< back to all posts

Club Squash Tops Deep Tournament Field

The Vanderbilt squash team isn’t like most other teams on campus. It doesn’t have a coach, it doesn’t have practice facilities and the players pay for almost all their own equipment and travel expenses. Since its founding in 2005, none of these setbacks has kept the team from becoming one of the most successful club squash teams in the country.

none of these setbacks has kept the team from becoming one of the most successful club squash teams in the country.

The College Squash Association (CSA) Championships were held in February at Harvard University for the top varsity and club squash teams in the nation. The tournament consists of seven brackets of eight teams apiece. The top eight teams compete in the “A” bracket, the next eight teams compete in the “B” bracket, and so on. Entering the championship ranked No. 41, Vandy was initially set to be the top seed in the “F” bracket, but due to a team being unable to compete, the Commodores became the 8-seed in the “E” Bracket.

In the first round of competition on Friday, Feb. 25, Vanderbilt beat top-seed Haverford convincingly by a score of 6-3. That victory came just a few weeks after falling to Haverford at a tournament in Philadelphia.

“We had a different team then,” said team captain and president Austin Schiff. “Everyone gets really excited for nationals. We can get our top players to come play.”

After beating Haverford on Friday, Schiff and the rest of the team went on to defeat defending “E” division champions Kenyon by a narrow 5-4 margin on Saturday before knocking off No. 31 MIT in the championship on Sunday. Each of those three teams, in addition to the other four teams in the “E” bracket, are fully funded varsity programs from their respective colleges.

“(Not being a varsity program) definitely puts us at a disadvantage,” sophomore Amos Kendall said. “No doubt.”

Despite their obstacles, the Vanderbilt squash team brought home the Chaffee Cup, awarded to the “E” division champions, for the first time in the team’s short six-year history.

Despite their obstacles, the Vanderbilt squash team brought home the Chaffee Cup, awarded to the “E” division champions, for the first time in the team’s short six-year history. Following the tournament, Vanderbilt is the third-ranked club team in the country and highest-ranked club team in the Southeast.

Besides having to pay most of their own expenses, the squash team plays through other disadvantages — they hold student-run practices on the racquetball courts at the campus Student Recreation Center, courts with different dimensions and made of different materials than standard squash courts. Because of high travel costs, all members of the team cannot travel to invitational tournaments during the season. As a result, the team has had to use many different lineups and occasionally players have to compete in extra matches due to a lack of participants.

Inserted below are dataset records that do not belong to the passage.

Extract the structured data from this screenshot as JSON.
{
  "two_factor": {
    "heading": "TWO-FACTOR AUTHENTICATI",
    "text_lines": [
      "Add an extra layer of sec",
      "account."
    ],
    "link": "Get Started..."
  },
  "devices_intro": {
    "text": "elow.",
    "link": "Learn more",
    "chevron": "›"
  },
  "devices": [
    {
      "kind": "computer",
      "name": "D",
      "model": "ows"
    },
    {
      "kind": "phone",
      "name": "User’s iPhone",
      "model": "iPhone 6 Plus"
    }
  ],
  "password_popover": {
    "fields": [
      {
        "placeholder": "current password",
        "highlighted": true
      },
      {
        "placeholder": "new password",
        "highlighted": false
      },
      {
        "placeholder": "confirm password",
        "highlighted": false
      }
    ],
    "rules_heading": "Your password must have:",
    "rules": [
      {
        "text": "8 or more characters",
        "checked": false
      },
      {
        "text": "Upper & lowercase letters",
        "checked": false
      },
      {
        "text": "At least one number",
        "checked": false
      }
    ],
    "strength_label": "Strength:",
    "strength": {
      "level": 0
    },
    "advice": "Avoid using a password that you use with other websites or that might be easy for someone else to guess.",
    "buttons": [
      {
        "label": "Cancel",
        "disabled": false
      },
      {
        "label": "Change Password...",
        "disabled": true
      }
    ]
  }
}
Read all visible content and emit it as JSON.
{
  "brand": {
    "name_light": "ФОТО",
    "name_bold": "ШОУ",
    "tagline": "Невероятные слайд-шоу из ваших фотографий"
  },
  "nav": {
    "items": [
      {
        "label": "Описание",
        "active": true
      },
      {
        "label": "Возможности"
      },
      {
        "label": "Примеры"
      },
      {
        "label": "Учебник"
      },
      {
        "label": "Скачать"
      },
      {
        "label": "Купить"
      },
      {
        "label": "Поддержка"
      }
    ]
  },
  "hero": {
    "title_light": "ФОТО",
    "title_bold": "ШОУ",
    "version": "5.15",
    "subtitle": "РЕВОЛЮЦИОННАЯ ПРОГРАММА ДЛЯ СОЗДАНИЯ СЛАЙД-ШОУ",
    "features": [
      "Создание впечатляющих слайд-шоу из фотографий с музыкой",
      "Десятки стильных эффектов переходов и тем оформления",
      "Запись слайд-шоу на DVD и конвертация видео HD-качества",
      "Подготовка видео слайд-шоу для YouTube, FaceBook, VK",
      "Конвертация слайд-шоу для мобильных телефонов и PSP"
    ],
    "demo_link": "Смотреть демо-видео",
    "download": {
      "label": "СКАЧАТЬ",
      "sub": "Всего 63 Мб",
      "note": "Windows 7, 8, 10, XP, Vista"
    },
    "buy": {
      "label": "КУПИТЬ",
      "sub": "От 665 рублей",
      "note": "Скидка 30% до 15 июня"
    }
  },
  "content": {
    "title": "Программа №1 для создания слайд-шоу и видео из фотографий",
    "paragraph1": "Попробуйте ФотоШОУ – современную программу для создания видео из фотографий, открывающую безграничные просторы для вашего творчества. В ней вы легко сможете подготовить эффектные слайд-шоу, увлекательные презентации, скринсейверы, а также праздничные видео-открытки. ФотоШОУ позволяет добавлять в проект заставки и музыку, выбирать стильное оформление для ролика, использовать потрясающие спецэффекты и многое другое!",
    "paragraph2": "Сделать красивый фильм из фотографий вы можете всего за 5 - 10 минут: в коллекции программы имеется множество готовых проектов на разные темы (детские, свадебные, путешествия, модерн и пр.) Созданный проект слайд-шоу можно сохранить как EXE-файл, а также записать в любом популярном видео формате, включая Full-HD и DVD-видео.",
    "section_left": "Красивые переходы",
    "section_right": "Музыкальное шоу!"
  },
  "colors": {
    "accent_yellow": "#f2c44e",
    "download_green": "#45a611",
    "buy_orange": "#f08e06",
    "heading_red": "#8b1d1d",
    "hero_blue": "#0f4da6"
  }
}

In the offseason, the team shifted its focus onto fundraising to ensure that they can continue to have success and improve as a team. While they are working towards securing more funds from the university, Schiff understands that it could be a while before Vanderbilt’s squash team is recognized as a varsity sport.

“The biggest thing we’re really working for right now is getting funds,” Schiff said. “We have a system where we’re doing lessons with (the University School of Nashville), doing clinics, doing private lessons.”

In addition, members of the squash team send out a newsletter to keep in touch with former team members and parents of team members. Eventually, their goal is to be able to fully fund travel and registration expenses for the entire team.

Each of the 10 team members that competed in the CSA Championships in February will return to the team next year, leaving the team is in a good position for the future. With their returning talent and experience, the Vanderbilt squash team will look to solidify their strong presence among club squash teams and continue to establish their reputation on the national stage in the 2011-12 season.

Read the story in the Hustler >